La Garrotxa

Tucked away in the foothills of the Pyrenees is the Parc Natural de la Zona Volcànica de la Garrotxa, which boasts over 35 extinct volcanoes, mostly covered with vegetation. The most impressive is Volcá del Croscat (786m), which is the youngest volcano in the Iberian peninsula and has an exposed area down one side that was quarried until the 1990s. After a steep ascent of nearby Volcá de Santa Margarida (682m), you can stand in its grassy crater and admire the chapel at the base, Ermita de Santa Margarida.

Where to eat

This region of Catalonia, known as La Garrotxa, is famed for its uniquecuina volcànica (specialities from the fertile volcanic soil, including bens, potatoes, buckwheat, snails and truffles). Restaurants with this specific designation (founded in 1994) are guaranteed to have traditional ingredients that are sourced locally and used in dishes with a modern twist.

Les Cols is housed in a masia (Catalan farmhouse) on the outskirts of Olot, with twice Michelin-starred Fina Pulgdevall at the helm. Her culinary interpretations of the beauty of the region, such as the slow-cooked lamb shoulder with peach and fennel, are all the more special for being served in a futuristic, shimmering gold dining room.

La Deu is just a stroll from Hotel Can Blanc (see below) and dates back to the 19th century. If you’re lucky, the (limited edition) volcanic beer may be on the drinks menu, but your cuina volcànica experience will be sublime either way. Try a perfectly cooked slab of cod with crispy bacon (meat and seafood are frequent partners in Catalan cuisine), followed by a fajol (buckwheat) cake with ratafia (herbal liqueur made from macerated green nuts) ice cream.

Where to stay

Hotel Can Blanc in Olot has adorable medieval-style rooms (some with spiral staircases leading to attic bedrooms), a traditional buffet breakfast (do rub raw garlic on your toast, mush on some tomatoes, add a sprinkle of salt, and drizzle the excellent olive oil over the top) and also offers bicycle hire.

Hotel La Perla D’Olot has simple but spacious rooms and very friendly, English-speaking staff. The restaurant offers great-value meals and there are also self-catering apartments.

Santa Pau and Besalú

You’re still in cuina volcànica territory in these medieval villages, with Santa Pau particularly famous for its fesols (white beans). If you want to work off a big meal, you can hike between the two, following the relatively straightforward path along the Gran Recorrido-2 (GR-2) route down through the peaceful Ser River valley. The tranquillity of the rolling hills punctuated by the occasional farm or horse stables en route has its own charm.

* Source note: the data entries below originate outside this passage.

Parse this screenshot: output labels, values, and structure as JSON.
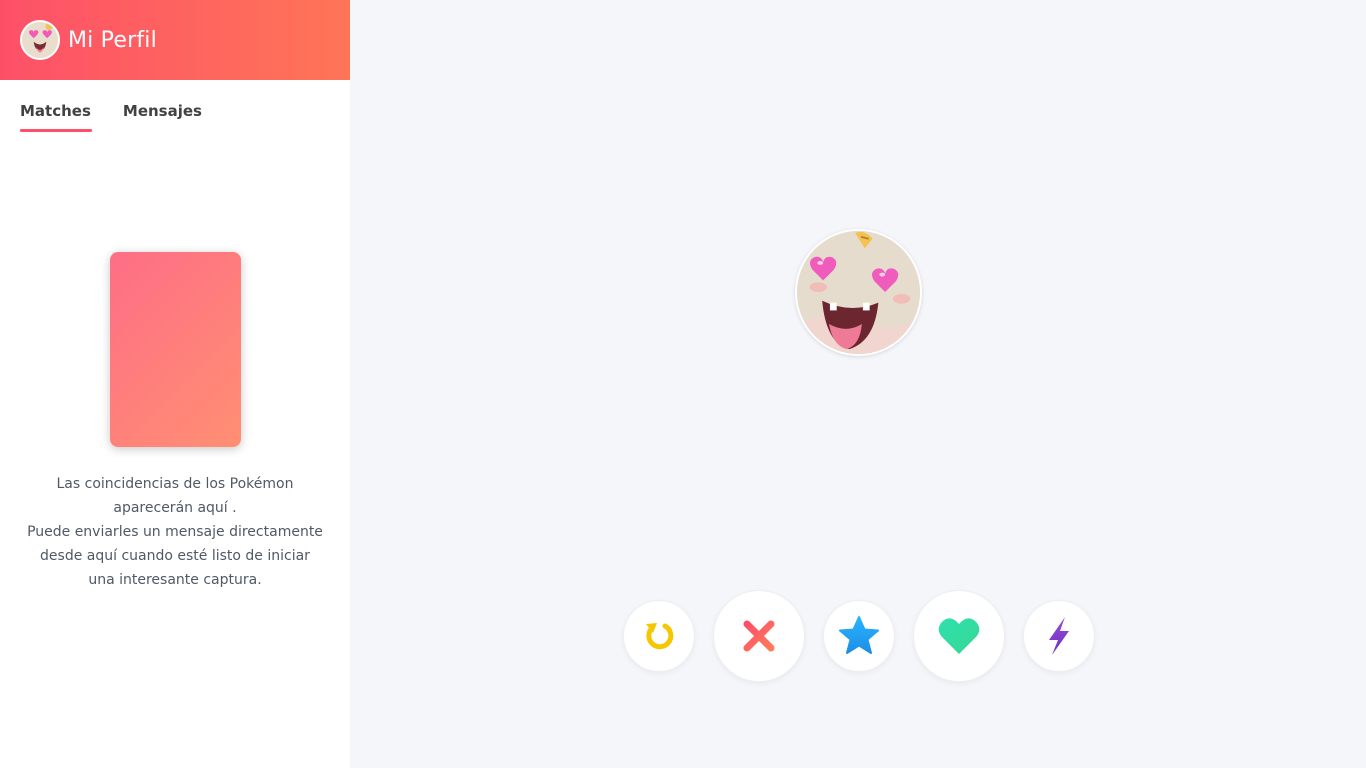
{
  "header": {
    "title": "Mi Perfil",
    "gradient": [
      "#fd5068",
      "#ff7557"
    ]
  },
  "tabs": [
    {
      "label": "Matches",
      "active": true
    },
    {
      "label": "Mensajes",
      "active": false
    }
  ],
  "empty_state": {
    "line1": "Las coincidencias de los Pokémon",
    "line2": "aparecerán aquí .",
    "line3": "Puede enviarles un mensaje directamente",
    "line4": "desde aquí cuando esté listo de iniciar",
    "line5": "una interesante captura."
  },
  "actions": [
    {
      "name": "rewind",
      "icon": "rewind-icon",
      "color": "#f5c700"
    },
    {
      "name": "nope",
      "icon": "close-icon",
      "color": "#fd5068"
    },
    {
      "name": "super-like",
      "icon": "star-icon",
      "color": "#1fa6f0"
    },
    {
      "name": "like",
      "icon": "heart-icon",
      "color": "#2be3a4"
    },
    {
      "name": "boost",
      "icon": "lightning-icon",
      "color": "#7a3bc7"
    }
  ],
  "colors": {
    "accent": "#fd5068",
    "background": "#f5f6fa",
    "text": "#424242"
  }
}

Where to eat

Can Xel (canxel.com) in Santa Pau is one of the founding members of the cuina volcànica group. Try a hearty dish of Catalan sausage withfesols, followed by truffle ice cream with mascarpone.

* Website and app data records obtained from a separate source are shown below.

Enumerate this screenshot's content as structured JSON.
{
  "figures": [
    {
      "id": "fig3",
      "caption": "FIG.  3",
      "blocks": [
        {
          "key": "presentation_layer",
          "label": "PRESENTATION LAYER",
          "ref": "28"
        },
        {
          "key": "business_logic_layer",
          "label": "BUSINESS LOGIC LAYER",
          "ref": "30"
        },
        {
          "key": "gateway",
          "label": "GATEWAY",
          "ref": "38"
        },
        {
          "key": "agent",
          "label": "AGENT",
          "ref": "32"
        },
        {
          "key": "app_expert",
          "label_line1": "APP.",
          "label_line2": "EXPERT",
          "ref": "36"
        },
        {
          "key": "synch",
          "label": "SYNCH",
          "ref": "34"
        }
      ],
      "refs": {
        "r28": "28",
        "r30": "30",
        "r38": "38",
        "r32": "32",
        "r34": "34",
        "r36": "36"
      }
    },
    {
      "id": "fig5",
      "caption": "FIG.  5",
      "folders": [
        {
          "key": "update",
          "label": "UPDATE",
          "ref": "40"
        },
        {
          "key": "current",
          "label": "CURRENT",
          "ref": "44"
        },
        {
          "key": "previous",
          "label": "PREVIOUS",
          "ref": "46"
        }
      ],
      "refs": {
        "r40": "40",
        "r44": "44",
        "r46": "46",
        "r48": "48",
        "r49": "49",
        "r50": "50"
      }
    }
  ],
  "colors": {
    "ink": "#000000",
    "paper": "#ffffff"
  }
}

Curia Reial in Besalú is in a picturesque spot for more magnificentcuina volcànica. Enjoy views of Pont Fortificat from the flower-lined terrace of a historic building while devouring delicately presented dishes.

Gelatiamo (gelatiamo.eu) is an artisanal ice cream chain in Spain. Pick up a scoop or two of the crema catalana from the Besalú branch while strolling the village’s maze of romantic cobbled streets.

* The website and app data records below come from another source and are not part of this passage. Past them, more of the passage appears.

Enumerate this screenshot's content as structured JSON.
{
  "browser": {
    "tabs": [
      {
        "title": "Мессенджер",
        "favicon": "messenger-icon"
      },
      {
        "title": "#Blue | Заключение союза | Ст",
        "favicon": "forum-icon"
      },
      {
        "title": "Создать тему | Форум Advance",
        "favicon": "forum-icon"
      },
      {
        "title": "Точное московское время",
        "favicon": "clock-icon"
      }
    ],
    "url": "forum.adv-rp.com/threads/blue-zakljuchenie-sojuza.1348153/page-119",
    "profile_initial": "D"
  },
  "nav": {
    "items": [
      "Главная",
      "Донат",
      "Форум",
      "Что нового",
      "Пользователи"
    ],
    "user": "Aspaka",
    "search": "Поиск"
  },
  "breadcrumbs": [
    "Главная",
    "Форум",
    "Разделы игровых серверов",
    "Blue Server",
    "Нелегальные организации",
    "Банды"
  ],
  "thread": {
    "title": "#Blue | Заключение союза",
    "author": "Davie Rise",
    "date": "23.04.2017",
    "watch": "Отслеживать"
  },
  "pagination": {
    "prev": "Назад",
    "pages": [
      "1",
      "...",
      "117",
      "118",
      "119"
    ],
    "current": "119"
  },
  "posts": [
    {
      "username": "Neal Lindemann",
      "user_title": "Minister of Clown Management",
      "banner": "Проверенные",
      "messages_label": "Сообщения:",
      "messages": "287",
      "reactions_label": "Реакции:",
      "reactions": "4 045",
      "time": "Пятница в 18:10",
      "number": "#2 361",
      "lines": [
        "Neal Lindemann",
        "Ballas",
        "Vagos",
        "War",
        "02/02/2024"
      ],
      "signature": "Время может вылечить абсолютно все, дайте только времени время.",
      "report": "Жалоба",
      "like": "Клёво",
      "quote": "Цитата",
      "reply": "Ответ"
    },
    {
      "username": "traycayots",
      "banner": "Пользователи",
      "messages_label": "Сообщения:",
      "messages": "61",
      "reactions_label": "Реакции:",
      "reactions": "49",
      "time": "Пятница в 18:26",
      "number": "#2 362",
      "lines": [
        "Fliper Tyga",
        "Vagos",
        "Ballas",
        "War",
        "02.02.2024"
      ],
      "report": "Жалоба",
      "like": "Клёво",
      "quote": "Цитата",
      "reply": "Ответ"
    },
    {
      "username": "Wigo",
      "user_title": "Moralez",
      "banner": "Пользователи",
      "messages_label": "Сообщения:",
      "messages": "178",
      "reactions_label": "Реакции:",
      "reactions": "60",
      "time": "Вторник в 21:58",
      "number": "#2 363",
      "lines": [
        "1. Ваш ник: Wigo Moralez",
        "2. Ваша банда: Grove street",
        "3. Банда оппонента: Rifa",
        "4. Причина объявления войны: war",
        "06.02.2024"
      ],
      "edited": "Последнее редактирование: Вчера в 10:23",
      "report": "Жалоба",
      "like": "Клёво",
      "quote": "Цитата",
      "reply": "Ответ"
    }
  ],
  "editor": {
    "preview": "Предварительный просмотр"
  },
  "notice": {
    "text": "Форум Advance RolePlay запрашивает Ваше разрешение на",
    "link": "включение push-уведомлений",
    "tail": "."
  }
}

Where to stay

Apartments Can Xel (part of Can Xel restaurant) in Santa Pau has four self-contained apartments and also offers free guided walks of the Garrotxa region to guests.

Casa Marcial in Besalú is an upmarket, stylishly designed hotel in a central location. The nearby Church of Sant Vicenç’s bells can ring all night, so take ear plugs if you’re a light sleeper.

Essential foodie excursions

El Celler de Can Roca in Girona has been voted the World’s Best Restaurant more than once. Book many, many months in advance. Aside from the legacy of Ferran Adrià of elBulli fame, it’s El Celler’s Roca brothers who have put Catalonia on the global gastronomic map.

Rocambolesc, a dessert emporium created by Jordi Roca, is a must-stop for ice cream lovers, and an easier way to access a little of that Roca magic just a seven-minute drive southeast of El Celler de Can Roca.